Task brief: Repeat every record below exactly as it appears.

Record excerpts:
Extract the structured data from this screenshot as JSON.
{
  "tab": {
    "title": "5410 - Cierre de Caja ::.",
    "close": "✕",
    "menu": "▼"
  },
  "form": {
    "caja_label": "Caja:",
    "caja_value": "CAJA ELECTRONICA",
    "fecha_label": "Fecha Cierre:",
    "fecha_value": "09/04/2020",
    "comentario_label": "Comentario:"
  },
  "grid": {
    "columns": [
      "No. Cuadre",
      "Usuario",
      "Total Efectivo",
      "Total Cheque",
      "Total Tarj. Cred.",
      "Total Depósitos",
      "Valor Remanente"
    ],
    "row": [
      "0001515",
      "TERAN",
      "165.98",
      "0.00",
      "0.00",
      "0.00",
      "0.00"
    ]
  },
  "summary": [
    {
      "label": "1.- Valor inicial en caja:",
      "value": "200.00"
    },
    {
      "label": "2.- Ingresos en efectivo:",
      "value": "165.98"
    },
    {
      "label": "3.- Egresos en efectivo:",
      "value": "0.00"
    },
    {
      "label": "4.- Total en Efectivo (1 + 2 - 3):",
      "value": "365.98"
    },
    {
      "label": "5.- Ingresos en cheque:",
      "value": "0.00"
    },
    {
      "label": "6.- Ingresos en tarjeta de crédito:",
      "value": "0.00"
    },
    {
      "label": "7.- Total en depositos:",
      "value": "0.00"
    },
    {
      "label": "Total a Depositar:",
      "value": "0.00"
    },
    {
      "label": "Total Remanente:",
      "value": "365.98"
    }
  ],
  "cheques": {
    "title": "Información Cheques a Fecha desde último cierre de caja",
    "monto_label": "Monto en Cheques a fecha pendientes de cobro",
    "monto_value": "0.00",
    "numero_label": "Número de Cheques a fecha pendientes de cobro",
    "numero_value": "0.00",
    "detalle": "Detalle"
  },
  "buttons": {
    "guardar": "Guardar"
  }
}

Task response:
Extract the structured data from this screenshot as JSON.
{
  "tab": {
    "title": "5410 - Cierre de Caja ::.",
    "close": "✕",
    "menu": "▼"
  },
  "form": {
    "caja_label": "Caja:",
    "caja_value": "CAJA ELECTRONICA",
    "fecha_label": "Fecha Cierre:",
    "fecha_value": "09/04/2020",
    "comentario_label": "Comentario:"
  },
  "grid": {
    "columns": [
      "No. Cuadre",
      "Usuario",
      "Total Efectivo",
      "Total Cheque",
      "Total Tarj. Cred.",
      "Total Depósitos",
      "Valor Remanente"
    ],
    "row": [
      "0001515",
      "TERAN",
      "165.98",
      "0.00",
      "0.00",
      "0.00",
      "0.00"
    ]
  },
  "summary": [
    {
      "label": "1.- Valor inicial en caja:",
      "value": "200.00"
    },
    {
      "label": "2.- Ingresos en efectivo:",
      "value": "165.98"
    },
    {
      "label": "3.- Egresos en efectivo:",
      "value": "0.00"
    },
    {
      "label": "4.- Total en Efectivo (1 + 2 - 3):",
      "value": "365.98"
    },
    {
      "label": "5.- Ingresos en cheque:",
      "value": "0.00"
    },
    {
      "label": "6.- Ingresos en tarjeta de crédito:",
      "value": "0.00"
    },
    {
      "label": "7.- Total en depositos:",
      "value": "0.00"
    },
    {
      "label": "Total a Depositar:",
      "value": "0.00"
    },
    {
      "label": "Total Remanente:",
      "value": "365.98"
    }
  ],
  "cheques": {
    "title": "Información Cheques a Fecha desde último cierre de caja",
    "monto_label": "Monto en Cheques a fecha pendientes de cobro",
    "monto_value": "0.00",
    "numero_label": "Número de Cheques a fecha pendientes de cobro",
    "numero_value": "0.00",
    "detalle": "Detalle"
  },
  "buttons": {
    "guardar": "Guardar"
  }
}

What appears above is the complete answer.